What to work on – Please return every line of the records below that contains the word "JSON".

(App and web page records)
▽

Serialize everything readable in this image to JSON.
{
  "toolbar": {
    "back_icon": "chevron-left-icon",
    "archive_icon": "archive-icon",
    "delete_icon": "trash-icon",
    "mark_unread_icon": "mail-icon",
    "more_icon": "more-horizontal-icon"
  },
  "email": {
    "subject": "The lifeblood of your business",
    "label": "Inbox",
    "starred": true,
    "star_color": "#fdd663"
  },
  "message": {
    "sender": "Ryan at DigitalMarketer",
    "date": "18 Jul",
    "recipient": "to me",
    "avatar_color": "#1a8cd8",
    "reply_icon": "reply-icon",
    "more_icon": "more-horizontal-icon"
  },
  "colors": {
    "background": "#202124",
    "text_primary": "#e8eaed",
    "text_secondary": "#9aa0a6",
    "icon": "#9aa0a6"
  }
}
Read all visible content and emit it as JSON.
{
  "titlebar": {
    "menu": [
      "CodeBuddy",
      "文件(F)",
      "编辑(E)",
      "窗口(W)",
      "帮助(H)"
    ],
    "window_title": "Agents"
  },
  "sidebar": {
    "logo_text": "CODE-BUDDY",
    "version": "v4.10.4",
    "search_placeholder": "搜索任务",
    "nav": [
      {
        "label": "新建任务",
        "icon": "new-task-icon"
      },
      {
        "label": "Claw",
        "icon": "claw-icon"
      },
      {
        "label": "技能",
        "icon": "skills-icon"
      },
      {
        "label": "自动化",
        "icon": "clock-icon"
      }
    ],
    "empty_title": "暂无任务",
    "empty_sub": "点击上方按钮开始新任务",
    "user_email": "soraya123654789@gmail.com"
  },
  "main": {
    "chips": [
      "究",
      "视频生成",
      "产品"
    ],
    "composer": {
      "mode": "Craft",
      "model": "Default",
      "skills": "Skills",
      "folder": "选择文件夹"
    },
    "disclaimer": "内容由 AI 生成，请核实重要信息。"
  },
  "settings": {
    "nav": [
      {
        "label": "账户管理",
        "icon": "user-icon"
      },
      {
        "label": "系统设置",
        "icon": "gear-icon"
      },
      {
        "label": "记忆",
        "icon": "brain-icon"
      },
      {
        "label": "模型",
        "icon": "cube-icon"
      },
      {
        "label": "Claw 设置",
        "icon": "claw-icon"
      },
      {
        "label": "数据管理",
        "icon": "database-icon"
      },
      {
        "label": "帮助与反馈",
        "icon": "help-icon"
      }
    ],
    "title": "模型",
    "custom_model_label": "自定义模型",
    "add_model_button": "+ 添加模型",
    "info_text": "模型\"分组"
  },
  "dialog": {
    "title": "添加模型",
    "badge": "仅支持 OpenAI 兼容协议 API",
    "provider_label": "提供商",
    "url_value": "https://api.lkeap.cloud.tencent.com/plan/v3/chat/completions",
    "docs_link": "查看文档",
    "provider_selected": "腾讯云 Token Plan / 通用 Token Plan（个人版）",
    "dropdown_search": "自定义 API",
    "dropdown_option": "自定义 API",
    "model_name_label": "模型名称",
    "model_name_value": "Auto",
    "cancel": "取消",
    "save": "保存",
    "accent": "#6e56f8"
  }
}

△
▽

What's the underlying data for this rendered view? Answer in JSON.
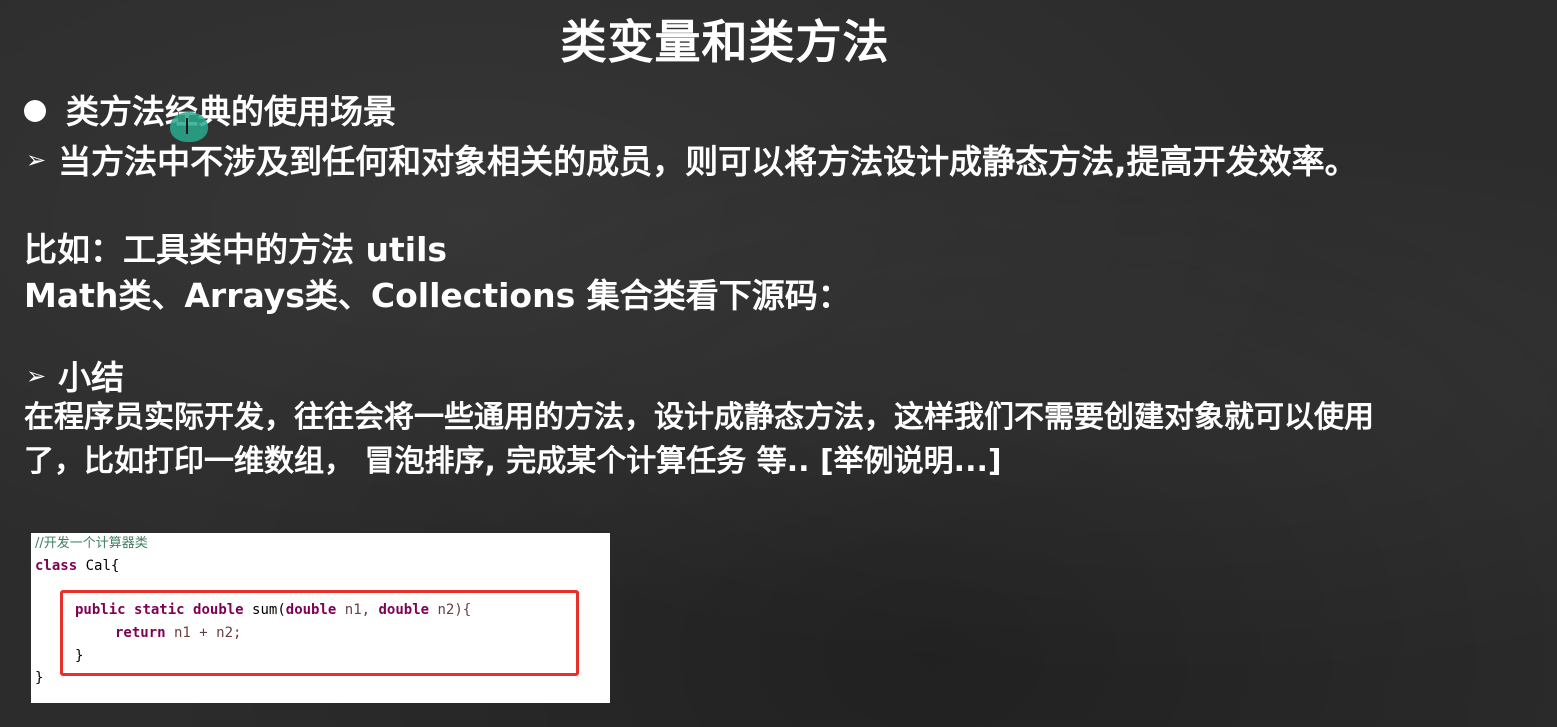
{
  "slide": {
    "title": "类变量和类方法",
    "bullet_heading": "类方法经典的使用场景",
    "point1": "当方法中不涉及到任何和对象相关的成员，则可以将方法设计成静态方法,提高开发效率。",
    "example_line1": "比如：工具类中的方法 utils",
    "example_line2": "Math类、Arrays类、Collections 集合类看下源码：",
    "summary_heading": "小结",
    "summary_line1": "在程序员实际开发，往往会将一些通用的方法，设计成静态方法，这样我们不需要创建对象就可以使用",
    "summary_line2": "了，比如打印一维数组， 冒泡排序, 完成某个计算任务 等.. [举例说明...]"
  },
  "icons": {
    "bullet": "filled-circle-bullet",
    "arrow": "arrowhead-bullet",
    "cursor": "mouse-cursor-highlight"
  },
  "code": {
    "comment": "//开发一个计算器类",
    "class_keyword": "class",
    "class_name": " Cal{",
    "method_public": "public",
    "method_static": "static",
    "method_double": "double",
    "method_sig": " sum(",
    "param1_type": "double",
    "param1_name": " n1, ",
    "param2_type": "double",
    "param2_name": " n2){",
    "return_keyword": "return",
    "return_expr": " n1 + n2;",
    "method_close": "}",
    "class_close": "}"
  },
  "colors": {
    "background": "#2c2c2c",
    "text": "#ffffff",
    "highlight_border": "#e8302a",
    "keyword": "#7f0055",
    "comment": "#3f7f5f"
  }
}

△

Solution to this problem –
Serialize everything readable in this image to JSON.
Read all visible content and emit it as JSON.
What's the underlying data for this rendered view? Answer in JSON.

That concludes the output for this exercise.